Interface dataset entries
»»
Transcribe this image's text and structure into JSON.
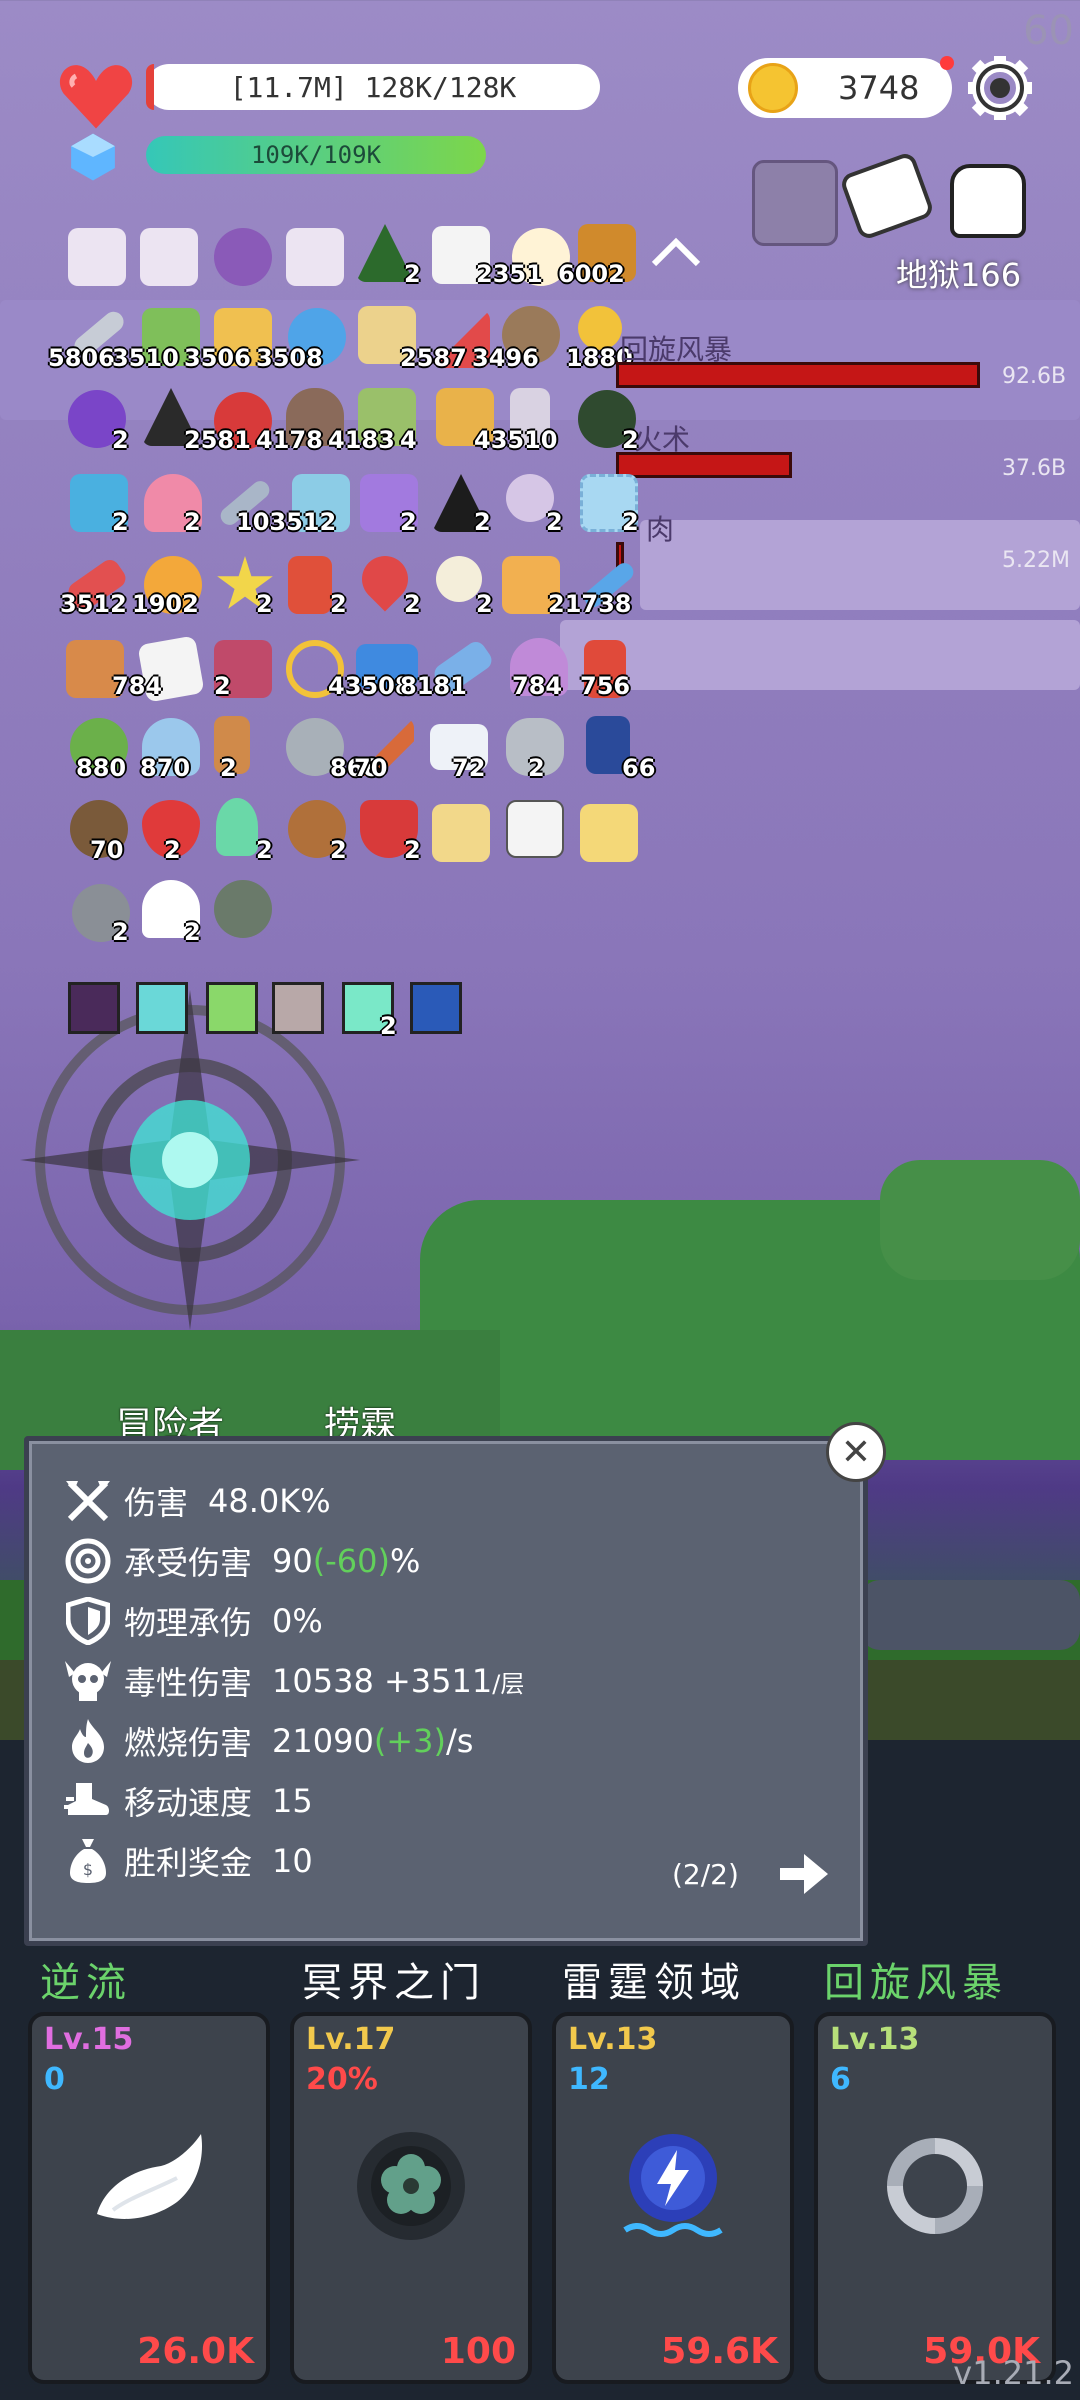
{
  "fps": "60",
  "hp": {
    "text": "[11.7M] 128K/128K"
  },
  "mana": {
    "text": "109K/109K"
  },
  "gold": "3748",
  "level_label": "地狱166",
  "damage_meter": [
    {
      "name": "回旋风暴",
      "value": "92.6B"
    },
    {
      "name": "火术",
      "value": "37.6B"
    },
    {
      "name": "肉",
      "value": "5.22M"
    }
  ],
  "inventory_counts": [
    "2",
    "2351",
    "6002",
    "5806",
    "3510",
    "3506",
    "3508",
    "2587",
    "3496",
    "1880",
    "2",
    "2581",
    "4178",
    "4183",
    "4",
    "43510",
    "2",
    "2",
    "2",
    "103512",
    "2",
    "2",
    "2",
    "3512",
    "1902",
    "2",
    "2",
    "2",
    "2",
    "21738",
    "2",
    "784",
    "2",
    "43508",
    "8181",
    "784",
    "756",
    "880",
    "870",
    "2",
    "868",
    "70",
    "72",
    "2",
    "66",
    "70",
    "2",
    "2",
    "2",
    "2",
    "2",
    "2"
  ],
  "skill_row_count": "2",
  "tabs": {
    "adventurer": "冒险者",
    "other": "捞霖"
  },
  "stats": [
    {
      "icon": "crossed-axes-icon",
      "label": "伤害",
      "value": "48.0K%",
      "extra": "",
      "unit": ""
    },
    {
      "icon": "target-icon",
      "label": "承受伤害",
      "value": "90",
      "extra": "(-60)",
      "unit": "%"
    },
    {
      "icon": "shield-icon",
      "label": "物理承伤",
      "value": "0%",
      "extra": "",
      "unit": ""
    },
    {
      "icon": "skull-icon",
      "label": "毒性伤害",
      "value": "10538  +3511",
      "extra": "",
      "unit": "/层"
    },
    {
      "icon": "fire-icon",
      "label": "燃烧伤害",
      "value": "21090",
      "extra": "(+3)",
      "unit": "/s"
    },
    {
      "icon": "boot-icon",
      "label": "移动速度",
      "value": "15",
      "extra": "",
      "unit": ""
    },
    {
      "icon": "money-bag-icon",
      "label": "胜利奖金",
      "value": "10",
      "extra": "",
      "unit": ""
    }
  ],
  "stats_page": "(2/2)",
  "skills": [
    {
      "name": "逆流",
      "name_color": "#6bd36b",
      "level": "Lv.15",
      "level_color": "#e06ee0",
      "sub": "0",
      "sub_color": "#3fb8ff",
      "cost": "26.0K",
      "art": "wing-icon"
    },
    {
      "name": "冥界之门",
      "name_color": "#ffffff",
      "level": "Lv.17",
      "level_color": "#f2c94c",
      "sub": "20%",
      "sub_color": "#ff4a4a",
      "cost": "100",
      "art": "portal-flower-icon"
    },
    {
      "name": "雷霆领域",
      "name_color": "#ffffff",
      "level": "Lv.13",
      "level_color": "#f2c94c",
      "sub": "12",
      "sub_color": "#3fb8ff",
      "cost": "59.6K",
      "art": "thunder-gear-icon"
    },
    {
      "name": "回旋风暴",
      "name_color": "#6bd36b",
      "level": "Lv.13",
      "level_color": "#b7e07a",
      "sub": "6",
      "sub_color": "#3fb8ff",
      "cost": "59.0K",
      "art": "whirlwind-icon"
    }
  ],
  "version": "v1.21.2"
}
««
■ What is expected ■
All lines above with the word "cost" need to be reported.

■ Output of the task ■
      "cost": "26.0K",
      "cost": "100",
      "cost": "59.6K",
      "cost": "59.0K",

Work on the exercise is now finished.